# [MATERIAL SHOWN]
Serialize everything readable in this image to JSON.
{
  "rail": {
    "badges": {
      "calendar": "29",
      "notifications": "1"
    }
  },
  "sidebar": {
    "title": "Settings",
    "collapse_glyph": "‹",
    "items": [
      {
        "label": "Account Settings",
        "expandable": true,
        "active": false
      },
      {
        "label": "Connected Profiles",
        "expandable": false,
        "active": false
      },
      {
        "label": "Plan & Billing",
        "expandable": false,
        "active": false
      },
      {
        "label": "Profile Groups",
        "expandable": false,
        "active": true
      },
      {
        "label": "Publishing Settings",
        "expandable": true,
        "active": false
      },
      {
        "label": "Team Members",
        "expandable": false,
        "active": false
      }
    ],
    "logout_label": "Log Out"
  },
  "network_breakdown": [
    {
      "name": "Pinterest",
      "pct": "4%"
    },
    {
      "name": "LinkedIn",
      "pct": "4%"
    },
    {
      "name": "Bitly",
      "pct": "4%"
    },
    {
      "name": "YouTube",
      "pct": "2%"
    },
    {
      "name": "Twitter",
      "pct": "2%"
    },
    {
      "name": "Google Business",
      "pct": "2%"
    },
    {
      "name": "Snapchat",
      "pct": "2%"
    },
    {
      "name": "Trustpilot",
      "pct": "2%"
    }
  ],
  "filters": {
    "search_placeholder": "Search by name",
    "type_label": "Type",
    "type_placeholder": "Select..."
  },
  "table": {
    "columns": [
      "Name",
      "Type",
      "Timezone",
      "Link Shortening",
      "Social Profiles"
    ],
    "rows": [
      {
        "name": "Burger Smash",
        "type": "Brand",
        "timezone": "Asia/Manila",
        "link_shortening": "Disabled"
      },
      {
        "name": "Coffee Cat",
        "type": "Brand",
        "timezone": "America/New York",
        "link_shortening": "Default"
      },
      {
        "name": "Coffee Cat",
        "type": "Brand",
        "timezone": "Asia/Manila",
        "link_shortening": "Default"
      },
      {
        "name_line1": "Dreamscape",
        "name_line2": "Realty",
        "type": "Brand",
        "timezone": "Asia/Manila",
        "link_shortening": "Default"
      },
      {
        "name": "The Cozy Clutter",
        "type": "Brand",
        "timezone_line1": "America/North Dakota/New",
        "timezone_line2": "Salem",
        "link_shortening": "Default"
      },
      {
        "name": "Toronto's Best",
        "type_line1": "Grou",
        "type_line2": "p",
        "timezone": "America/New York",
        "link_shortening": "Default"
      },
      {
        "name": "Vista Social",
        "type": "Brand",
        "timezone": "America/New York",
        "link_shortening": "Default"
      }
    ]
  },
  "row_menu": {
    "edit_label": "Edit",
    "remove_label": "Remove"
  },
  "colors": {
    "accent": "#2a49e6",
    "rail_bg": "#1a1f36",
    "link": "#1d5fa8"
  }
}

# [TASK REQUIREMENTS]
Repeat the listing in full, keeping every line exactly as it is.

# [COMPLETED EXERCISE]
Serialize everything readable in this image to JSON.
{
  "rail": {
    "badges": {
      "calendar": "29",
      "notifications": "1"
    }
  },
  "sidebar": {
    "title": "Settings",
    "collapse_glyph": "‹",
    "items": [
      {
        "label": "Account Settings",
        "expandable": true,
        "active": false
      },
      {
        "label": "Connected Profiles",
        "expandable": false,
        "active": false
      },
      {
        "label": "Plan & Billing",
        "expandable": false,
        "active": false
      },
      {
        "label": "Profile Groups",
        "expandable": false,
        "active": true
      },
      {
        "label": "Publishing Settings",
        "expandable": true,
        "active": false
      },
      {
        "label": "Team Members",
        "expandable": false,
        "active": false
      }
    ],
    "logout_label": "Log Out"
  },
  "network_breakdown": [
    {
      "name": "Pinterest",
      "pct": "4%"
    },
    {
      "name": "LinkedIn",
      "pct": "4%"
    },
    {
      "name": "Bitly",
      "pct": "4%"
    },
    {
      "name": "YouTube",
      "pct": "2%"
    },
    {
      "name": "Twitter",
      "pct": "2%"
    },
    {
      "name": "Google Business",
      "pct": "2%"
    },
    {
      "name": "Snapchat",
      "pct": "2%"
    },
    {
      "name": "Trustpilot",
      "pct": "2%"
    }
  ],
  "filters": {
    "search_placeholder": "Search by name",
    "type_label": "Type",
    "type_placeholder": "Select..."
  },
  "table": {
    "columns": [
      "Name",
      "Type",
      "Timezone",
      "Link Shortening",
      "Social Profiles"
    ],
    "rows": [
      {
        "name": "Burger Smash",
        "type": "Brand",
        "timezone": "Asia/Manila",
        "link_shortening": "Disabled"
      },
      {
        "name": "Coffee Cat",
        "type": "Brand",
        "timezone": "America/New York",
        "link_shortening": "Default"
      },
      {
        "name": "Coffee Cat",
        "type": "Brand",
        "timezone": "Asia/Manila",
        "link_shortening": "Default"
      },
      {
        "name_line1": "Dreamscape",
        "name_line2": "Realty",
        "type": "Brand",
        "timezone": "Asia/Manila",
        "link_shortening": "Default"
      },
      {
        "name": "The Cozy Clutter",
        "type": "Brand",
        "timezone_line1": "America/North Dakota/New",
        "timezone_line2": "Salem",
        "link_shortening": "Default"
      },
      {
        "name": "Toronto's Best",
        "type_line1": "Grou",
        "type_line2": "p",
        "timezone": "America/New York",
        "link_shortening": "Default"
      },
      {
        "name": "Vista Social",
        "type": "Brand",
        "timezone": "America/New York",
        "link_shortening": "Default"
      }
    ]
  },
  "row_menu": {
    "edit_label": "Edit",
    "remove_label": "Remove"
  },
  "colors": {
    "accent": "#2a49e6",
    "rail_bg": "#1a1f36",
    "link": "#1d5fa8"
  }
}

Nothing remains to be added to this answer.